> **PROBLEM DESCRIPTION**
Your result should be the lines holding the word "parent", copied from the entries below.

(DATA LISTING)

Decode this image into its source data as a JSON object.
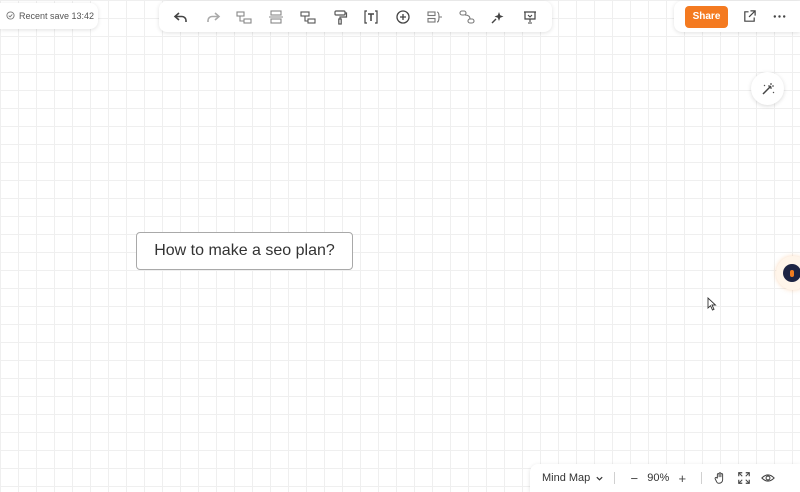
{
  "save_status": {
    "text": "Recent save 13:42",
    "icon": "check-circle-icon"
  },
  "toolbar": {
    "buttons": [
      {
        "name": "undo",
        "icon": "undo-icon"
      },
      {
        "name": "redo",
        "icon": "redo-icon"
      },
      {
        "name": "add-subtopic",
        "icon": "subtopic-icon"
      },
      {
        "name": "add-sibling-topic",
        "icon": "sibling-topic-icon"
      },
      {
        "name": "add-parent-topic",
        "icon": "parent-topic-icon"
      },
      {
        "name": "format-painter",
        "icon": "paint-roller-icon"
      },
      {
        "name": "text-style",
        "icon": "text-box-icon"
      },
      {
        "name": "insert",
        "icon": "plus-circle-icon"
      },
      {
        "name": "summary",
        "icon": "summary-icon"
      },
      {
        "name": "relationship",
        "icon": "relationship-icon"
      },
      {
        "name": "style",
        "icon": "sparkle-icon"
      },
      {
        "name": "presentation",
        "icon": "presentation-icon"
      }
    ]
  },
  "header_right": {
    "share_label": "Share",
    "icons": [
      "export-icon",
      "more-icon"
    ]
  },
  "canvas": {
    "central_topic": "How to make a seo plan?"
  },
  "bottom_bar": {
    "layout_label": "Mind Map",
    "zoom_minus": "−",
    "zoom_value": "90%",
    "zoom_plus": "+"
  },
  "colors": {
    "accent": "#f47a20",
    "assistant": "#1d2443",
    "grid": "#efefef"
  }
}
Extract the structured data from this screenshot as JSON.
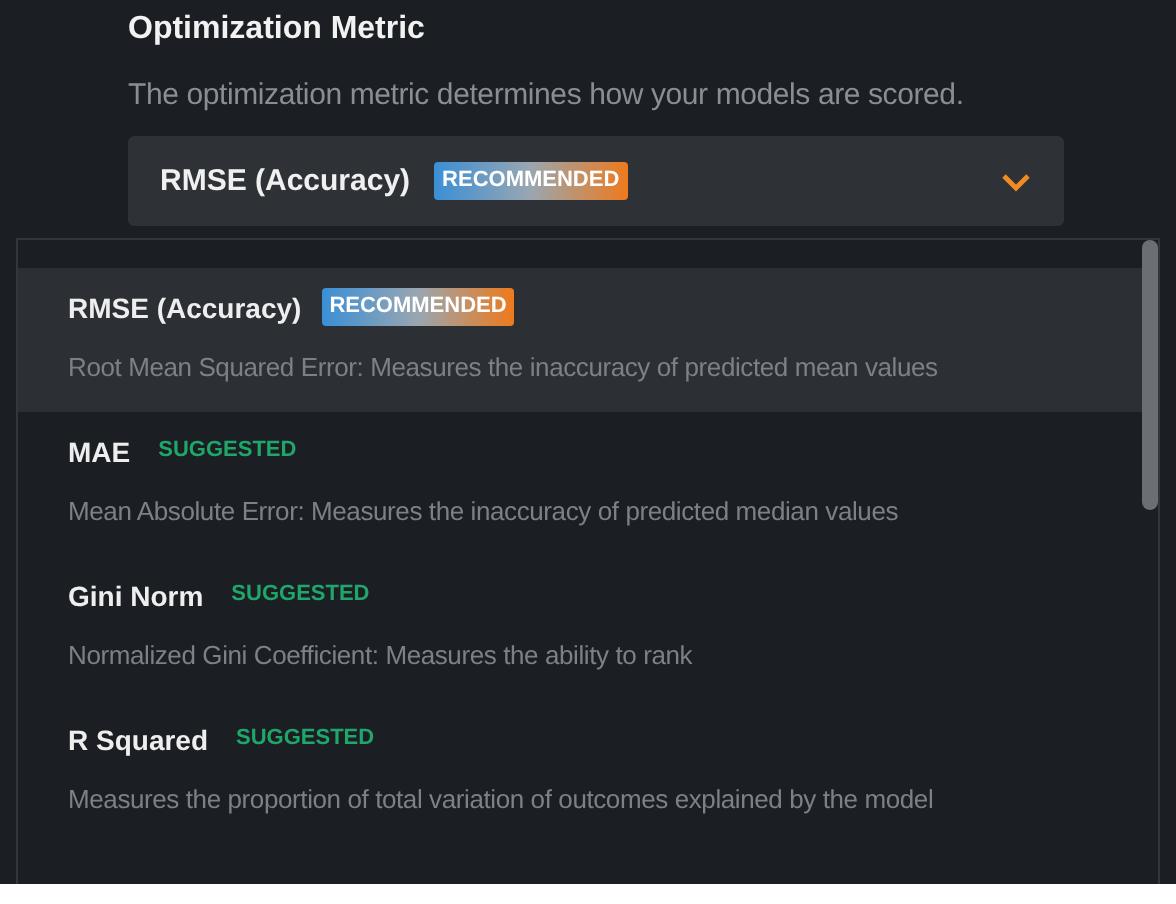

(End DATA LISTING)

> **REPLY TO THE EXERCISE**
        "name": "add-parent-topic",
        "icon": "parent-topic-icon"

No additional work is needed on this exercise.